Kim (Chiming in late; it was a busy weekend!):

The book Creation and Blessing: A Guide to the Exposition of Genesis, is one my professor recommended to me for my paper on Genesis 15. This is a short paragraph, but I believe it is important. The author, Allen Ross, is discussing the need to develop the theology of a passage:
In the final analysis the narrative unit has something to say theologically. It may include theological motifs and statements, but together they will express a unified theological idea. Accordingly, the exposition should develop the theology of the passage; failure to do so will inevitably leave the exposition on the level of storytelling, historical inquiry, or Bible trivia. (emphasis mine)

Friday, March 8, 2019

Five Star Links


Each Friday, we share links we found especially interesting or inspiring during the previous week. 


Kim:

My Pentateuch professor, Dr. Vaillancourt, has written a short reflection on the Messiah and the Psalms. This is my first class with him, and in September, I will begin my Hebrew studies with him. He's a knowledgeable, caring professor, and a man who clearly loves the Lord. 
Old Testament scholar, Bruce Waltke, made this point: “Of the 283 direct quotes from the Old Testament in the New Testament, 116 (41 percent) are from the Psalter. Jesus Christ alludes to the Psalms more than fifty times (see Luke 24:44)” (Waltke and Yu, An Old Testament Theology, 892). In other words, the Psalms are important witnesses about Jesus!

Persis:

We just had a discussion at my small group last week about being family. Thus, this article at Table Talk is very timely. All The Lonely People:
That longing for deep relationship was placed in us before the fall. We are created to bond and to have deep relationships.

So, why are we so lonely? Why do we isolate ourselves? There are many cultural and sociological factors at play, from American individualism to social media and many others, but the primary answer takes us back to Genesis 3—we are afraid.

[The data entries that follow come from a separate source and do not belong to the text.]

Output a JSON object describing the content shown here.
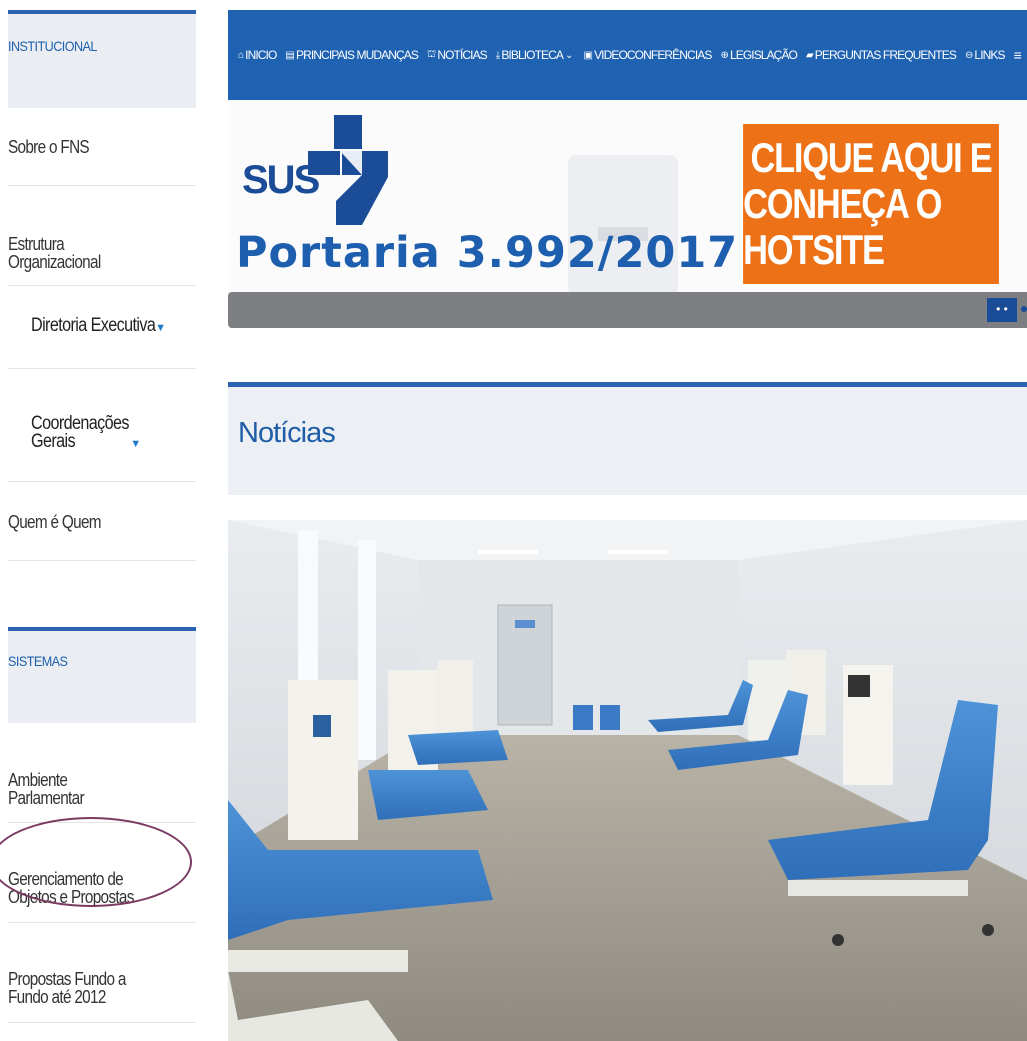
{
  "sidebar": {
    "institucional_header": "INSTITUCIONAL",
    "institucional_items": [
      {
        "label": "Sobre o FNS"
      },
      {
        "label": "Estrutura\nOrganizacional"
      },
      {
        "label": "Diretoria Executiva"
      },
      {
        "label": "Coordenações\nGerais"
      },
      {
        "label": "Quem é Quem"
      }
    ],
    "sistemas_header": "SISTEMAS",
    "sistemas_items": [
      {
        "label": "Ambiente\nParlamentar"
      },
      {
        "label": "Gerenciamento de\nObjetos e Propostas"
      },
      {
        "label": "Propostas Fundo a\nFundo até 2012"
      }
    ]
  },
  "nav": {
    "items": [
      {
        "icon": "home-icon",
        "label": "INICIO"
      },
      {
        "icon": "list-icon",
        "label": "PRINCIPAIS MUDANÇAS"
      },
      {
        "icon": "bank-icon",
        "label": "NOTÍCIAS"
      },
      {
        "icon": "download-icon",
        "label": "BIBLIOTECA"
      },
      {
        "icon": "video-icon",
        "label": "VIDEOCONFERÊNCIAS"
      },
      {
        "icon": "plus-circle-icon",
        "label": "LEGISLAÇÃO"
      },
      {
        "icon": "book-icon",
        "label": "PERGUNTAS FREQUENTES"
      },
      {
        "icon": "link-icon",
        "label": "LINKS"
      }
    ]
  },
  "banner": {
    "sus": "SUS",
    "portaria": "Portaria 3.992/2017",
    "cta_line1": "CLIQUE AQUI E",
    "cta_line2": "CONHEÇA O HOTSITE",
    "dots": "• •"
  },
  "noticias": {
    "title": "Notícias"
  },
  "colors": {
    "nav_blue": "#1f62b1",
    "cta_orange": "#ed7116",
    "accent_blue": "#2c63b0",
    "panel_bg": "#ecf0f4",
    "oval": "#7a3a63"
  }
}
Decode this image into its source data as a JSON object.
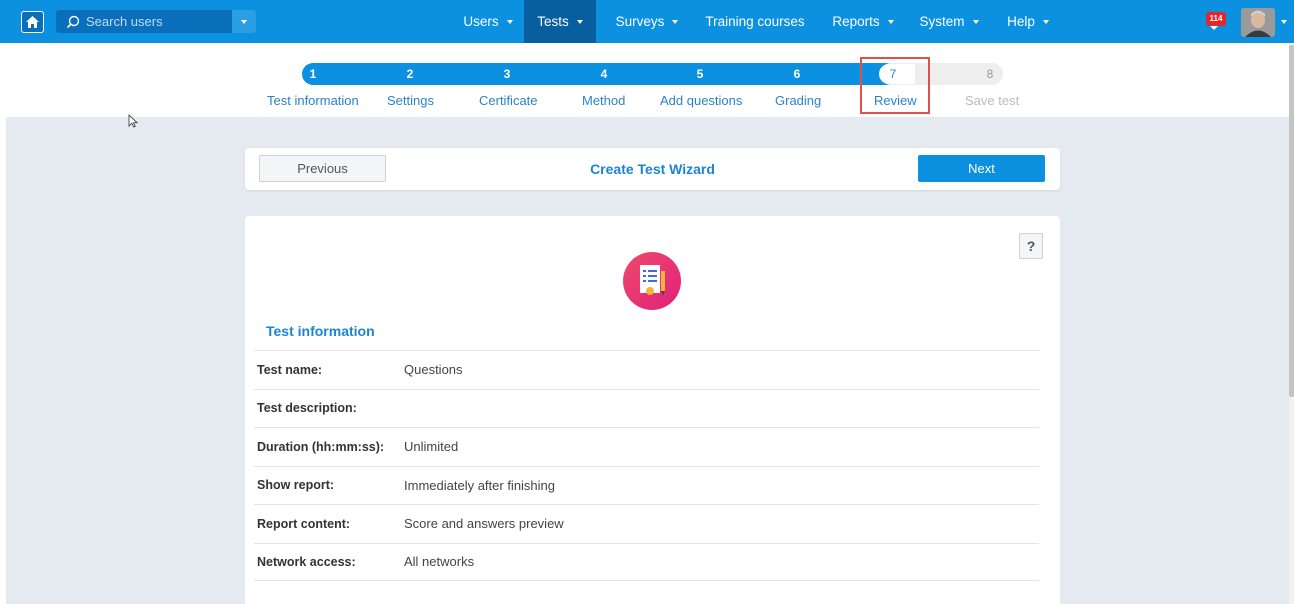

Rebecca:
If we’re honest, we all want to be strong—not all of us in the same areas, but all of us in some areas. We wish we were thinner and more attractive or beefed up and more muscular. We’d like to be smarter, more athletic, more musical, more successful at work, have better kids, get better grades, make more money, have a bigger house and newer car, or simply a better church parking lot. We’d like to have more influence, more sway, and more followers. In some or all of these areas, each of us desires to be strong, or at least stronger than we are. 
But, as we know, the Bible speaks more highly of weakness than strength.
So why does the Bible prefer weakness to strength? And in what way? (Kevin DeYoung)